They are called Rifiuti di Apparecchiature Elettriche ed Elettroniche (Electronic waste), the old home and industrial TV devices, cathode ray tubes, that after having been our analogical company for many years are now part of fossil age. And with the widespread of digital technology they are bound to occupy an even larger space in disposal plants. The collective KORF suggested in La Spezia, at the Centro di Arte Contemporanea during an ex position titled Arte Avanzata, the other side of recycling: TV is not (only) rubbish. This story will be told us by one of the collective's protagonists: Manuel Bozzo.
Watching a sound art installation requires a silent contemplation that allows to listen carefully. Sometimes it is not considered as something - as music is - going beyond the limits of a time-based expression. Many sound sculptures, as well as most visual art, have a linear sound structure (e.g. Clown Torture, one of the earliest videos by Bruce Nauman).
Jay Yan is a young artist based in Los Angeles who, after graduating from the UCLA's Design | Media Art department, in few years managed to have a discreet international reputation and impress one of the most influential chinese contemporary art collector in the world.
Architecture, according to Vitruvius, is the sum of three factors: utilitas, venustas and firmitas. Usefulness and beauty are for sure features that cannot be renounced in order not to cross the border into sculpture or into the simple and unfortunately rampant building industry. But what about permanence? Is it truly something that cannot be renounced ? Is it truly a must that an architectural work has necessarily to be solid and lasting over time ? When, on the contrary, a work is ephemeral, short-lived , transient cannot belong anymore to the domain of architecture ? And if the term 'ephemeral' rather than bearing the negative connotation of something fragile and subject to speculation, could instead carry a different meaning?

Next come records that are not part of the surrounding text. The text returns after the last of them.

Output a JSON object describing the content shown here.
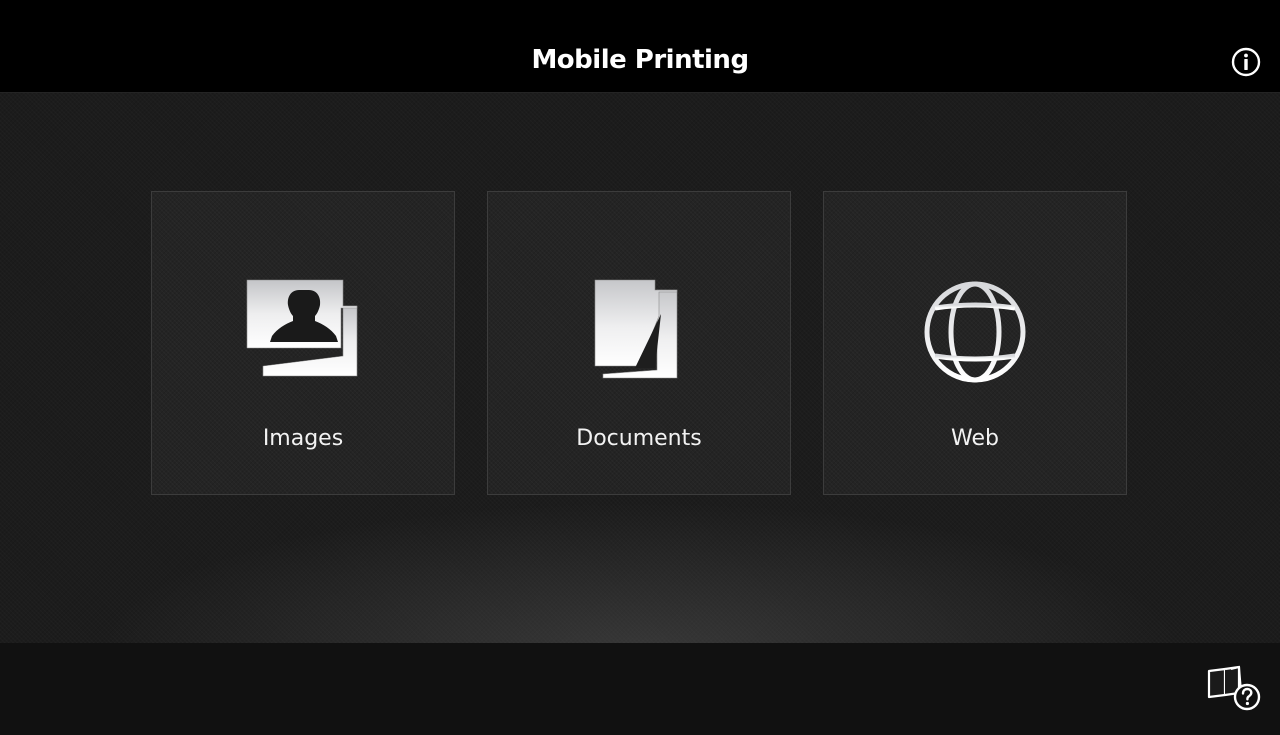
{
  "header": {
    "title": "Mobile Printing",
    "info_icon": "info-icon"
  },
  "tiles": [
    {
      "label": "Images",
      "icon": "images-icon"
    },
    {
      "label": "Documents",
      "icon": "documents-icon"
    },
    {
      "label": "Web",
      "icon": "globe-icon"
    }
  ],
  "footer": {
    "help_icon": "manual-help-icon"
  },
  "colors": {
    "topbar": "#000000",
    "background": "#1c1c1c",
    "tile": "#242424",
    "tile_border": "#3c3c3c",
    "text": "#ffffff",
    "footer": "#111111"
  }
}
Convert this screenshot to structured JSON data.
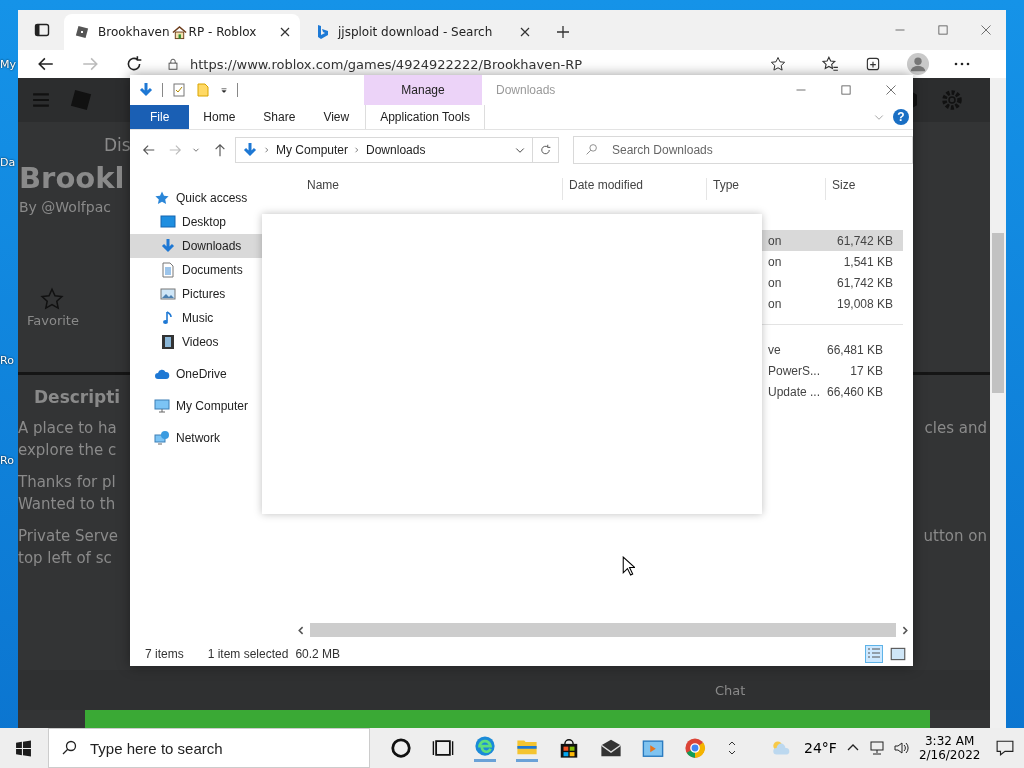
{
  "desktop": {
    "icon_labels": [
      "My",
      "Da",
      "Ro",
      "Ro"
    ]
  },
  "browser": {
    "tabs": [
      {
        "title": [
          "Brookhaven",
          "RP - Roblox"
        ],
        "kind": "roblox",
        "selected": true
      },
      {
        "title": [
          "jjsploit download - Search"
        ],
        "kind": "bing",
        "selected": false
      }
    ],
    "url": "https://www.roblox.com/games/4924922222/Brookhaven-RP",
    "page": {
      "nav_link": "Dis",
      "title": "Brookl",
      "creator": "By @Wolfpac",
      "favorite_label": "Favorite",
      "description_heading": "Descripti",
      "paragraphs": [
        [
          {
            "left": "A place to ha",
            "right": "cles and"
          },
          {
            "left": "explore the c"
          }
        ],
        [
          {
            "left": "Thanks for pl"
          },
          {
            "left": "Wanted to th"
          }
        ],
        [
          {
            "left": "Private Serve",
            "right": "utton on"
          },
          {
            "left": "top left of sc"
          }
        ]
      ],
      "chat_label": "Chat"
    }
  },
  "explorer": {
    "title": "Downloads",
    "context_tab": "Manage",
    "help_label": "?",
    "ribbon_tabs": [
      {
        "label": "File",
        "kind": "file"
      },
      {
        "label": "Home",
        "kind": "plain"
      },
      {
        "label": "Share",
        "kind": "plain"
      },
      {
        "label": "View",
        "kind": "plain"
      },
      {
        "label": "Application Tools",
        "kind": "context"
      }
    ],
    "breadcrumb": [
      "My Computer",
      "Downloads"
    ],
    "search": {
      "placeholder": "Search Downloads"
    },
    "nav": [
      {
        "label": "Quick access",
        "kind": "star",
        "children": [
          {
            "label": "Desktop",
            "kind": "desktop",
            "selected": false
          },
          {
            "label": "Downloads",
            "kind": "download",
            "selected": true
          },
          {
            "label": "Documents",
            "kind": "document",
            "selected": false
          },
          {
            "label": "Pictures",
            "kind": "picture",
            "selected": false
          },
          {
            "label": "Music",
            "kind": "music",
            "selected": false
          },
          {
            "label": "Videos",
            "kind": "video",
            "selected": false
          }
        ]
      },
      {
        "label": "OneDrive",
        "kind": "cloud"
      },
      {
        "label": "My Computer",
        "kind": "computer"
      },
      {
        "label": "Network",
        "kind": "network"
      }
    ],
    "columns": [
      "Name",
      "Date modified",
      "Type",
      "Size"
    ],
    "groups": [
      {
        "rows": [
          {
            "type": "on",
            "size": "61,742 KB",
            "selected": true
          },
          {
            "type": "on",
            "size": "1,541 KB",
            "selected": false
          },
          {
            "type": "on",
            "size": "61,742 KB",
            "selected": false
          },
          {
            "type": "on",
            "size": "19,008 KB",
            "selected": false
          }
        ]
      },
      {
        "rows": [
          {
            "type": "ve",
            "size": "66,481 KB",
            "selected": false
          },
          {
            "type": "PowerS...",
            "size": "17 KB",
            "selected": false
          },
          {
            "type": "Update ...",
            "size": "66,460 KB",
            "selected": false
          }
        ]
      }
    ],
    "status": {
      "count": "7 items",
      "selection": "1 item selected",
      "size": "60.2 MB"
    }
  },
  "taskbar": {
    "search_placeholder": "Type here to search",
    "temperature": "24°F",
    "time": "3:32 AM",
    "date": "2/16/2022"
  }
}
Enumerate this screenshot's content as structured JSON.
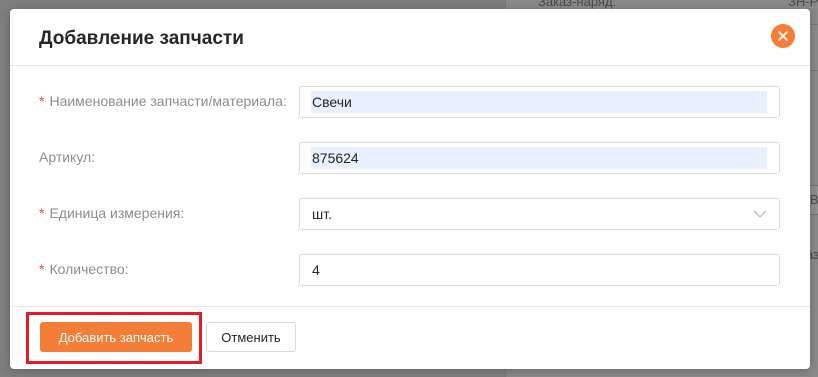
{
  "background": {
    "label_top": "Заказ-наряд:",
    "value_top": "ЗН-Р",
    "edge_a": "В",
    "edge_b": "аз"
  },
  "dialog": {
    "title": "Добавление запчасти",
    "fields": [
      {
        "label": "Наименование запчасти/материала:",
        "required": true,
        "value": "Свечи",
        "type": "text"
      },
      {
        "label": "Артикул:",
        "required": false,
        "value": "875624",
        "type": "text"
      },
      {
        "label": "Единица измерения:",
        "required": true,
        "value": "шт.",
        "type": "select"
      },
      {
        "label": "Количество:",
        "required": true,
        "value": "4",
        "type": "number"
      }
    ],
    "required_mark": "*",
    "submit_label": "Добавить запчасть",
    "cancel_label": "Отменить"
  },
  "colors": {
    "accent": "#f47d38",
    "required": "#e0463a",
    "highlight": "#e31b23",
    "autofill": "#e8f0fe"
  },
  "icons": {
    "close": "close-icon",
    "select": "chevron-down-icon"
  }
}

Closure moment is approaching for Digital Life,which opened in early March 2010 Pelanda activities in Rome. Recently restored, Pelanda is the part of the vast ex-slaughterhouse compound (the name itself refers to the room where animals were skinned)which in mid-February opened as space of cultural production. Wanted and organized by Zone Attive, a Roman cultural entity that has survived to Rome's political crossing from 'veltronian pax' to Alemanno's leadership in 2008, Pelanda space was inaugurated as a step further towards the recovery of the Mattatoio di Testaccio.